# I'm having problems simplifying this discrete-time fourier tranform

I have this problem, and I can't get to the solution. $$X(e^{j\omega}) = \sum_{n=-\infty}^{\infty} {(0.6)^{|n|}[u(n + 10) − u(n − 11)]}e^{-j\omega n}$$

The solution is $$X(e^{j\omega}) = \frac{0.64 − 2(0.6)^{11} \cos(11ω) + 2(0.6)^{12} \cos(10ω)}{1.36 − 1.2 \cos(ω)}$$

But I don't know how to get there, i think it is related to a series(geometric, maybe) and things like Euler formula but still not able to find a way to get there. This is an exercise(3.3.2) from Proakis and Inge book, Digital Signal Processing using Matlab.

• Homework? I can see three separate properties of the Fourier Transform that you can use to simplify this if you apply them in turn -- can you name one? Nov 29, 2021 at 0:31
• Linearity, I think.
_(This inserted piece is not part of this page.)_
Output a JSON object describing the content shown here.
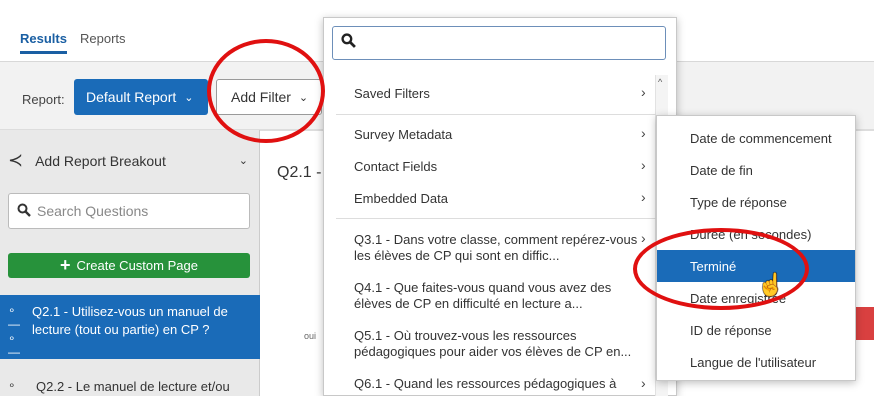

Nov 29, 2021 at 7:42
• The very outermost operation going on there is summing $x_2(n) = {(0.6)^{|n|}[u(n + 10) − u(n − 11)]}e^{-j\omega n}$ from $-\infty$ to $+\infty$. If you knew the Fourier transform of $x_2$, what would be your overall Fourier transform? (Yes, the Socratic Method is named after a guy who was forced by his colleagues to drink poison. None the less, I'm hoping you'll have an "aha" moment here). Nov 29, 2021 at 21:41

$$X(e^{j\omega}) = \sum_{n=-10}^{\infty} {(0.6)^{|n|}}e^{-j\omega n} - \sum_{n=11}^{\infty} {(0.6)^{|n|}}e^{-j\omega n}$$